My dissertation, "Discerning Buddhas in China: Identity, Authority, and Liberation in Song-dynasty Chan Buddhism," explores how Chan Buddhists made the unprecedented claim to a level of religious authority on par with the historical Buddha Śākyamuni and, in the process, invented what it means to be a buddha in China. This claim helped propel the Chan tradition to dominance of elite monastic Buddhism during the Song dynasty (960–1279), licensed an outpouring of Chan literature treated as equivalent to scripture, and changed the way Chinese Buddhists understood their own capacity for religious authority in relation to the historical Buddha and the Indian homeland of Buddhism. But the claim itself was fraught with complication. After all, according to canonical Buddhist scriptures, the Buddha was easily recognizable by the "marks of the great man" that adorned his body, while the same could not be said for Chan masters in the Song. What, then, distinguished Chan masters from everyone else? What authorized their elite status and granted them the authority of buddhas? According to what normative ideals did Chan aspirants pursue liberation, and by what standards did Chan masters evaluate their students to determine who was worthy of admission into an elite Chan lineage? How, in short, could one recognize a buddha in Song-dynasty China? The Chan tradition never answered this question once and for all; instead, the question broadly animated Chan rituals, institutional norms, literary practices, and visual cultures. My dissertation takes a performative approach to the analysis of Chan hagiographies, discourse records, commentarial collections, codes of monastic conduct, and visual materials, measuring the efficacy of Chan interventions in Buddhist tradition by showing how they participated in the epochal changes attending China's Tang-Song transition.
Other research interests
My second project concerns interactions between Buddhists and Daoists, especially concerning discourses on the body, gender, and sexuality, as well as the relationship between metaphor, metaphysics, and materiality. Other research interests include apocryphal Buddhist scriptures in medieval China; Chinese Buddhist understandings of contingency, effort, and the "natural"; and Chinese Buddhist characterizations of liberation as a kind of sovereignty.
Select recent and upcoming research presentations

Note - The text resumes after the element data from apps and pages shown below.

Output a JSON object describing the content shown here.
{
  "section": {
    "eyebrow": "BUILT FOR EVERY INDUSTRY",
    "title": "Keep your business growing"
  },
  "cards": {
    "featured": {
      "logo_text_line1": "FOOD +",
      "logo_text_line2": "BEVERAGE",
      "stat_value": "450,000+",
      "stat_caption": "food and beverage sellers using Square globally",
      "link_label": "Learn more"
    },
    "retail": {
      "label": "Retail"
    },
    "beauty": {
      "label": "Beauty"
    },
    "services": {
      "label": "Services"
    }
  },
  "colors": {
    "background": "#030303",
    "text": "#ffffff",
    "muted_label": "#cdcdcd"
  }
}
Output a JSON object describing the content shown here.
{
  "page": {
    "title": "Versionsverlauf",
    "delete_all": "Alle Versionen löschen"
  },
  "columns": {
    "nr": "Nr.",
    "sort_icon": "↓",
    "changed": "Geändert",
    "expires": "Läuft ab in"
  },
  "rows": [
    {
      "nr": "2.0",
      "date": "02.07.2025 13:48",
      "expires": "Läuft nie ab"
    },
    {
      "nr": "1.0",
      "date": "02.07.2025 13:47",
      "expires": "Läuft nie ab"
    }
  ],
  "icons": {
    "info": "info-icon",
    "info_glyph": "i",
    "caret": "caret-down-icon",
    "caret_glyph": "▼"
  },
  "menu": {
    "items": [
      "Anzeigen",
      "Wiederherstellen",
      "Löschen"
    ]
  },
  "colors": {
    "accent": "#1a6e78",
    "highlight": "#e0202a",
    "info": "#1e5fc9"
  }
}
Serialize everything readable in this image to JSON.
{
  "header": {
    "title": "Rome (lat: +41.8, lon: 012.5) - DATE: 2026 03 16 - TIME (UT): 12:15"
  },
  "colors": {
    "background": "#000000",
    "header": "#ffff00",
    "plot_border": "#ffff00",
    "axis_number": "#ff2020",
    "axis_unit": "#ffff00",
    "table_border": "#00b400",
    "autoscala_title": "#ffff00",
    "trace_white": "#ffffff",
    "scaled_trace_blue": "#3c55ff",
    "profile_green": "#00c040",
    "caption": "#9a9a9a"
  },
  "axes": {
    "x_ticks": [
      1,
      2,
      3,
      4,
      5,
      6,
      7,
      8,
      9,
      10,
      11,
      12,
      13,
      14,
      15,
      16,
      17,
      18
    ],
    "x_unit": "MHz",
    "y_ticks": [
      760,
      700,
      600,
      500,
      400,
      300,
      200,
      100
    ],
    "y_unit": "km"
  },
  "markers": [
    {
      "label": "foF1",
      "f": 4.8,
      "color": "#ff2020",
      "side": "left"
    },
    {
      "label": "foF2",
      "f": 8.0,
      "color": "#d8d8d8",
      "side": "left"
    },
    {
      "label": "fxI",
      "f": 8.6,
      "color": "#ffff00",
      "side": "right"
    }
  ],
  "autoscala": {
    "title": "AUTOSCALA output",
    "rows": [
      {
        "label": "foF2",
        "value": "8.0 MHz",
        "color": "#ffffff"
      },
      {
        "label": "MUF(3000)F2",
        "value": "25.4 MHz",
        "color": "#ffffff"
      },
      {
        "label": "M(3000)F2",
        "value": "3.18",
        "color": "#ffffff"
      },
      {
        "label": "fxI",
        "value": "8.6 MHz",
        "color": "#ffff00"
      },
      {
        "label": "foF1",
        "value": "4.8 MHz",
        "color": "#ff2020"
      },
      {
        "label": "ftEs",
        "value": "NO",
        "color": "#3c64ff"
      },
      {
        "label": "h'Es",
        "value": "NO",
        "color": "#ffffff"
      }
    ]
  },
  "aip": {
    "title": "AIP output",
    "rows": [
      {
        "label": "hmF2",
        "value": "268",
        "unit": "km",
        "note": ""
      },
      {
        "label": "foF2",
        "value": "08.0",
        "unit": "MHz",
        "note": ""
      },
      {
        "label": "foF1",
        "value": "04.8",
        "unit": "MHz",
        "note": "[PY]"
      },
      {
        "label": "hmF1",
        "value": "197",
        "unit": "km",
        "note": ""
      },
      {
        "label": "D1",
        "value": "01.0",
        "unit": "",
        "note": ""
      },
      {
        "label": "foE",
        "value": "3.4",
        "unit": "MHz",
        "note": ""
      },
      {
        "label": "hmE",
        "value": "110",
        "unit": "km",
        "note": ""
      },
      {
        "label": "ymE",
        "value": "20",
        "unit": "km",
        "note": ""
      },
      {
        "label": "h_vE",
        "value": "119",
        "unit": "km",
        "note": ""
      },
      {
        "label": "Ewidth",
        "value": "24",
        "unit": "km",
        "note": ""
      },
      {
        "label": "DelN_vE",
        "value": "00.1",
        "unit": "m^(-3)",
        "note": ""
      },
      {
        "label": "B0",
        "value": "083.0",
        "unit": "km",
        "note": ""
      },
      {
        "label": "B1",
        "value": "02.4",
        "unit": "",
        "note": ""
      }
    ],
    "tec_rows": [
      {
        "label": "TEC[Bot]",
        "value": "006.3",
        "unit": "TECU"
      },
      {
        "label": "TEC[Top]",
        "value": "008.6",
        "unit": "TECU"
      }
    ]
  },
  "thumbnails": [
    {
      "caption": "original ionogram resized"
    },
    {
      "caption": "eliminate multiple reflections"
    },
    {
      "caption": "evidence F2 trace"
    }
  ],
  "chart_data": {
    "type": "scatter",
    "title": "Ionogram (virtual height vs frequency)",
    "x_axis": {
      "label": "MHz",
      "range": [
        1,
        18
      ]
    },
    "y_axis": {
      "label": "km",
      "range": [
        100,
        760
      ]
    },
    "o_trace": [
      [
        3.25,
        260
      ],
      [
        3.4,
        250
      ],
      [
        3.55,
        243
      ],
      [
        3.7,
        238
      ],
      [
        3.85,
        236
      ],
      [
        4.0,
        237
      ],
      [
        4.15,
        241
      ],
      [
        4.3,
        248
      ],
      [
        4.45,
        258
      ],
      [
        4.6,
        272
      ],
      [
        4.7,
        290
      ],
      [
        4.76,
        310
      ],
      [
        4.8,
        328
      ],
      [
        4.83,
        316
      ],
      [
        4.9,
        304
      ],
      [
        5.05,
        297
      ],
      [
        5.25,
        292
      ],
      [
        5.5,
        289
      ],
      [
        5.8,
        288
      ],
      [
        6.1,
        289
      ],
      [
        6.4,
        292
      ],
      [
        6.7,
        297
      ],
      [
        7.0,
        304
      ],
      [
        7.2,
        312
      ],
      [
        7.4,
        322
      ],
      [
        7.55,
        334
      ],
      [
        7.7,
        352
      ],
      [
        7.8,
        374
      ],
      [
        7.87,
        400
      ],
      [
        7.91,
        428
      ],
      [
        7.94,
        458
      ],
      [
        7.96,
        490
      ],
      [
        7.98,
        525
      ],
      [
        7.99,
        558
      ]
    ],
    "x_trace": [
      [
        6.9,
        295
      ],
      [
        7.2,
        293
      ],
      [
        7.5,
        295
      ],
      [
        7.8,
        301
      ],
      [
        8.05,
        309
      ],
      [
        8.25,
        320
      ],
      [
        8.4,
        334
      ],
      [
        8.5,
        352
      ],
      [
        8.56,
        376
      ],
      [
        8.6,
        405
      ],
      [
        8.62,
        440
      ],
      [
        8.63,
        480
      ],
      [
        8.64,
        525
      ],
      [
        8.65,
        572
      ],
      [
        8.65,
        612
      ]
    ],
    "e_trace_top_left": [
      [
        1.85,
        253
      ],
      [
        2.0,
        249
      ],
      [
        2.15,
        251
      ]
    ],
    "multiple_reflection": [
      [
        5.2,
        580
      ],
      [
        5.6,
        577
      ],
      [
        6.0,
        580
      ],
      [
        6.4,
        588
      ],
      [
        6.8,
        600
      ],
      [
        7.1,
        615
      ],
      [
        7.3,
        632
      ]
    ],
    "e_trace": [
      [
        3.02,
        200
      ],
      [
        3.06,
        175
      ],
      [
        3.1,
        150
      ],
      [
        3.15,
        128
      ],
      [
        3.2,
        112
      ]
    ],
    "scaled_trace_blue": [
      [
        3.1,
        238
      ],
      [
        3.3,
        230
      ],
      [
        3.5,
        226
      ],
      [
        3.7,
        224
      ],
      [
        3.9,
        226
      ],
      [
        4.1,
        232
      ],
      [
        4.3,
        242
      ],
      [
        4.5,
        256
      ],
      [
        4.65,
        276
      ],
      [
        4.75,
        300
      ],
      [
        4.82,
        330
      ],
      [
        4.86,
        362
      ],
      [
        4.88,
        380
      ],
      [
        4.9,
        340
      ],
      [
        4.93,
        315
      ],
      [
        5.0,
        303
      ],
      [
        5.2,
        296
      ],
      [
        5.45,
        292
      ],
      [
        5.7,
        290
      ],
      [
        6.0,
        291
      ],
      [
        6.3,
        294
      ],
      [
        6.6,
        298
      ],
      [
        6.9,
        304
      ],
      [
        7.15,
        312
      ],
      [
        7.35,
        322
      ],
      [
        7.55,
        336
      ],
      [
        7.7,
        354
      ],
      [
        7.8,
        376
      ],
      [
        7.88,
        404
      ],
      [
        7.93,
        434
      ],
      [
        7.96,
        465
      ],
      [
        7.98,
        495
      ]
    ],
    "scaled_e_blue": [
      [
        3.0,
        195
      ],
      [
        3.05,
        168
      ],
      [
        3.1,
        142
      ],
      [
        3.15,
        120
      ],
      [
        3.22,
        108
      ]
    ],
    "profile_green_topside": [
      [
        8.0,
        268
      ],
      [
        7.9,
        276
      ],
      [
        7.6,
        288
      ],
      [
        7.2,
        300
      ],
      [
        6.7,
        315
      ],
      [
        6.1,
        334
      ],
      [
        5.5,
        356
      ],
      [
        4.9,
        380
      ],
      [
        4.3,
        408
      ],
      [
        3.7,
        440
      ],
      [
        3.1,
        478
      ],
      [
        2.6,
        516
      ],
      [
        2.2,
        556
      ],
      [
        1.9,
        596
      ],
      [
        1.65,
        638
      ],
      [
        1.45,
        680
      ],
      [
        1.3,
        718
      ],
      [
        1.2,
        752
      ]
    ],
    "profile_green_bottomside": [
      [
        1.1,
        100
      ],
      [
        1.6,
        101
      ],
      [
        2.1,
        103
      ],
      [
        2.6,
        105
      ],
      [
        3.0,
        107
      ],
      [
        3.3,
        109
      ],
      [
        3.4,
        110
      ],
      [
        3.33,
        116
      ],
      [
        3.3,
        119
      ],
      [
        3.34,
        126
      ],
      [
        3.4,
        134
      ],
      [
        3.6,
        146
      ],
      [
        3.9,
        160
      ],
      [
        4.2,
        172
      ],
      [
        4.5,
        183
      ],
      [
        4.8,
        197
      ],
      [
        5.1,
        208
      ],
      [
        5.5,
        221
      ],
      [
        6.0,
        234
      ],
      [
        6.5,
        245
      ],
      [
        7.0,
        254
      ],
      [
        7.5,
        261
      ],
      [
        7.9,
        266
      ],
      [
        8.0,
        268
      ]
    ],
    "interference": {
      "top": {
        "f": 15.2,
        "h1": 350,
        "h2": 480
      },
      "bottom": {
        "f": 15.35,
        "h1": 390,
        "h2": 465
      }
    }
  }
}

“Buddhist Rhetorics of Productivity and Debt at the End of Medieval China: ‘Inner-Worldly Asceticism’ and the Chan Tradition.” American Academy of Religion annual meeting, Boston. November 18–21, 2017
“Buddhist Pastoral: ‘Farming Chan’ as Aesthetic, Work Ethic, and Identity in Middle-Period China.” Second Conference on Middle Period Chinese Humanities, Leiden University, The Netherlands. September 14–17, 2017
“How Chan Masters Became ‘Great Men’: Masculinity and the Aesthetics of Heroism in Middle-Period Chinese Buddhism.” XVIIIth Congress of the International Association of Buddhist Studies, University of Toronto. August 20–25, 2017
“Refiguring Buddhahood at the End of Medieval China: Aesthetics, Authority, and the Shape of Liberation in the Chan Tradition.” Association for Asian Studies annual meeting, Toronto. March 16–19, 2017
“Signifying Greatness in Chinese Buddhism: How the Chan Tradition Reinterpreted the Canonical Marks of Buddhahood.” Buddhism & East Asian Cultures Program Young Scholars’ Forum, Dharma Drum Institute of Liberal Arts, Taiwan. December 15–16, 2016
“Possessing Enlightenment: Demons, Difference, and Intentionality in Medieval Chinese Buddhism.” Kyoto Asian Studies Group. December 14, 2015